Assigned task — Without including any pictures, please copy every entry below exactly.

Source material —
<<<<

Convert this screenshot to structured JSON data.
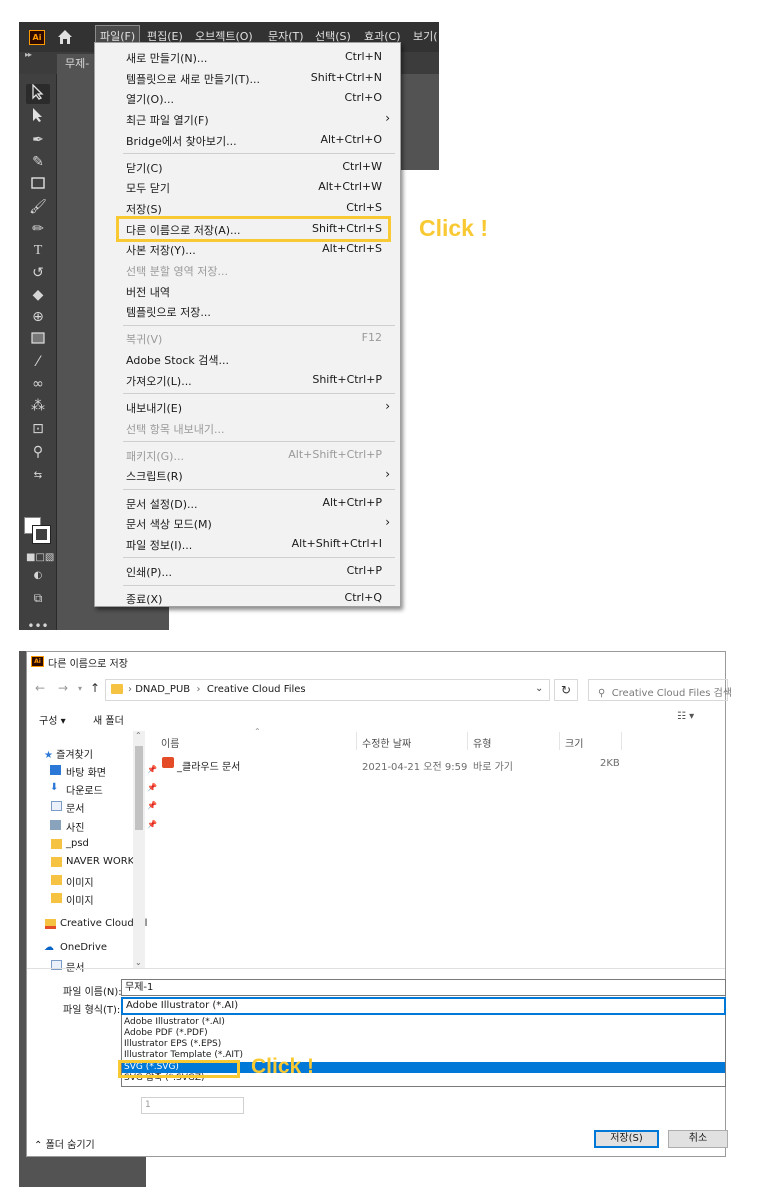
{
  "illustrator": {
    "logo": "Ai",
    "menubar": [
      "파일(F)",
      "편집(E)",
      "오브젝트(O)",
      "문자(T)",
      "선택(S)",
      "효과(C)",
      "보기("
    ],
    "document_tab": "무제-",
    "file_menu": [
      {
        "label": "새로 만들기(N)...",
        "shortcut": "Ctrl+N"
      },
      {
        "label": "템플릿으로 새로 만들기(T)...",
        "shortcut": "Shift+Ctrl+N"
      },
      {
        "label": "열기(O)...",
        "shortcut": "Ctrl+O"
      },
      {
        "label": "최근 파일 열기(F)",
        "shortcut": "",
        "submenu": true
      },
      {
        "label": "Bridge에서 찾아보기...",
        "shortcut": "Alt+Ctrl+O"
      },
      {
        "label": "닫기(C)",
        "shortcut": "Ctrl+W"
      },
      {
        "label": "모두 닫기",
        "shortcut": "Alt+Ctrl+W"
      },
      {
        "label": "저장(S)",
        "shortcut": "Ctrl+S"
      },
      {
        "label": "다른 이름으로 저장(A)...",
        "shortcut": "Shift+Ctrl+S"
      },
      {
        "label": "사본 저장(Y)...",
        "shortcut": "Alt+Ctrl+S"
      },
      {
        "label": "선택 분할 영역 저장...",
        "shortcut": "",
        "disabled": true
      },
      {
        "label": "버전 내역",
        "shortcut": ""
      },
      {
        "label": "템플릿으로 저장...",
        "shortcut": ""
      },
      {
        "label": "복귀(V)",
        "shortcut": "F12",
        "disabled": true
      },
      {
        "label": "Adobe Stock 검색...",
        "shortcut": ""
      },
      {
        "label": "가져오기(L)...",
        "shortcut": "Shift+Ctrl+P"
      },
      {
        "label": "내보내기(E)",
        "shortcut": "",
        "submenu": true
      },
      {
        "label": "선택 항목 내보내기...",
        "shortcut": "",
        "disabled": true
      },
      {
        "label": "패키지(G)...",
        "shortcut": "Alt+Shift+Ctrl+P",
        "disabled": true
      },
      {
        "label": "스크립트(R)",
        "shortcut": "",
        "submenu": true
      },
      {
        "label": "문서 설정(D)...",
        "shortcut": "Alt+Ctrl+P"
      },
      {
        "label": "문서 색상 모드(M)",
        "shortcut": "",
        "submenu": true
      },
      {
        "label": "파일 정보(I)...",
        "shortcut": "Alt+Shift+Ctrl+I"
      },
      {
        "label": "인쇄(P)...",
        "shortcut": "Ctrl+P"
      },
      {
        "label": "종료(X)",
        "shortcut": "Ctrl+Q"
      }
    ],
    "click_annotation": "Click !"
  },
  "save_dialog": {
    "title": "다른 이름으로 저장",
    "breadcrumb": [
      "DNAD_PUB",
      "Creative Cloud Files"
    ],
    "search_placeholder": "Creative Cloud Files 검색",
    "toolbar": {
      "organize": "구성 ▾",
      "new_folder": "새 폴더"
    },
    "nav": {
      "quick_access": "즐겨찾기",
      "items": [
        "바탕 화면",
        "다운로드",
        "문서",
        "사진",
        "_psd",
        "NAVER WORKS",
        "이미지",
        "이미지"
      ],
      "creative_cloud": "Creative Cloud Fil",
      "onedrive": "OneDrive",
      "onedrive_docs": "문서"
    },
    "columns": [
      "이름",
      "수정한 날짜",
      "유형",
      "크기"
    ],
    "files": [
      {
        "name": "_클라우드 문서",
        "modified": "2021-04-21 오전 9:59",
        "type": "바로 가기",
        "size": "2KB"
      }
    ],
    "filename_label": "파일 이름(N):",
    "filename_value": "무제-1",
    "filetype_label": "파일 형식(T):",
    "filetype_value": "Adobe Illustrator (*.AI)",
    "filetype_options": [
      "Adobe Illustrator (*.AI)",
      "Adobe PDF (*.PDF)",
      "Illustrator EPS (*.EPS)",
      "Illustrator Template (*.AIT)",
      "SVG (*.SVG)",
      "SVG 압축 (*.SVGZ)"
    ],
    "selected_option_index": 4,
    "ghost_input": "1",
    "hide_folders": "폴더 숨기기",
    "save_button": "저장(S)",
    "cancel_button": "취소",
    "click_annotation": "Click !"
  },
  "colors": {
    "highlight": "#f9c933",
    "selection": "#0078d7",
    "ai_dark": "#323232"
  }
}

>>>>

Output —
Convert this screenshot to structured JSON data.
{
  "illustrator": {
    "logo": "Ai",
    "menubar": [
      "파일(F)",
      "편집(E)",
      "오브젝트(O)",
      "문자(T)",
      "선택(S)",
      "효과(C)",
      "보기("
    ],
    "document_tab": "무제-",
    "file_menu": [
      {
        "label": "새로 만들기(N)...",
        "shortcut": "Ctrl+N"
      },
      {
        "label": "템플릿으로 새로 만들기(T)...",
        "shortcut": "Shift+Ctrl+N"
      },
      {
        "label": "열기(O)...",
        "shortcut": "Ctrl+O"
      },
      {
        "label": "최근 파일 열기(F)",
        "shortcut": "",
        "submenu": true
      },
      {
        "label": "Bridge에서 찾아보기...",
        "shortcut": "Alt+Ctrl+O"
      },
      {
        "label": "닫기(C)",
        "shortcut": "Ctrl+W"
      },
      {
        "label": "모두 닫기",
        "shortcut": "Alt+Ctrl+W"
      },
      {
        "label": "저장(S)",
        "shortcut": "Ctrl+S"
      },
      {
        "label": "다른 이름으로 저장(A)...",
        "shortcut": "Shift+Ctrl+S"
      },
      {
        "label": "사본 저장(Y)...",
        "shortcut": "Alt+Ctrl+S"
      },
      {
        "label": "선택 분할 영역 저장...",
        "shortcut": "",
        "disabled": true
      },
      {
        "label": "버전 내역",
        "shortcut": ""
      },
      {
        "label": "템플릿으로 저장...",
        "shortcut": ""
      },
      {
        "label": "복귀(V)",
        "shortcut": "F12",
        "disabled": true
      },
      {
        "label": "Adobe Stock 검색...",
        "shortcut": ""
      },
      {
        "label": "가져오기(L)...",
        "shortcut": "Shift+Ctrl+P"
      },
      {
        "label": "내보내기(E)",
        "shortcut": "",
        "submenu": true
      },
      {
        "label": "선택 항목 내보내기...",
        "shortcut": "",
        "disabled": true
      },
      {
        "label": "패키지(G)...",
        "shortcut": "Alt+Shift+Ctrl+P",
        "disabled": true
      },
      {
        "label": "스크립트(R)",
        "shortcut": "",
        "submenu": true
      },
      {
        "label": "문서 설정(D)...",
        "shortcut": "Alt+Ctrl+P"
      },
      {
        "label": "문서 색상 모드(M)",
        "shortcut": "",
        "submenu": true
      },
      {
        "label": "파일 정보(I)...",
        "shortcut": "Alt+Shift+Ctrl+I"
      },
      {
        "label": "인쇄(P)...",
        "shortcut": "Ctrl+P"
      },
      {
        "label": "종료(X)",
        "shortcut": "Ctrl+Q"
      }
    ],
    "click_annotation": "Click !"
  },
  "save_dialog": {
    "title": "다른 이름으로 저장",
    "breadcrumb": [
      "DNAD_PUB",
      "Creative Cloud Files"
    ],
    "search_placeholder": "Creative Cloud Files 검색",
    "toolbar": {
      "organize": "구성 ▾",
      "new_folder": "새 폴더"
    },
    "nav": {
      "quick_access": "즐겨찾기",
      "items": [
        "바탕 화면",
        "다운로드",
        "문서",
        "사진",
        "_psd",
        "NAVER WORKS",
        "이미지",
        "이미지"
      ],
      "creative_cloud": "Creative Cloud Fil",
      "onedrive": "OneDrive",
      "onedrive_docs": "문서"
    },
    "columns": [
      "이름",
      "수정한 날짜",
      "유형",
      "크기"
    ],
    "files": [
      {
        "name": "_클라우드 문서",
        "modified": "2021-04-21 오전 9:59",
        "type": "바로 가기",
        "size": "2KB"
      }
    ],
    "filename_label": "파일 이름(N):",
    "filename_value": "무제-1",
    "filetype_label": "파일 형식(T):",
    "filetype_value": "Adobe Illustrator (*.AI)",
    "filetype_options": [
      "Adobe Illustrator (*.AI)",
      "Adobe PDF (*.PDF)",
      "Illustrator EPS (*.EPS)",
      "Illustrator Template (*.AIT)",
      "SVG (*.SVG)",
      "SVG 압축 (*.SVGZ)"
    ],
    "selected_option_index": 4,
    "ghost_input": "1",
    "hide_folders": "폴더 숨기기",
    "save_button": "저장(S)",
    "cancel_button": "취소",
    "click_annotation": "Click !"
  },
  "colors": {
    "highlight": "#f9c933",
    "selection": "#0078d7",
    "ai_dark": "#323232"
  }
}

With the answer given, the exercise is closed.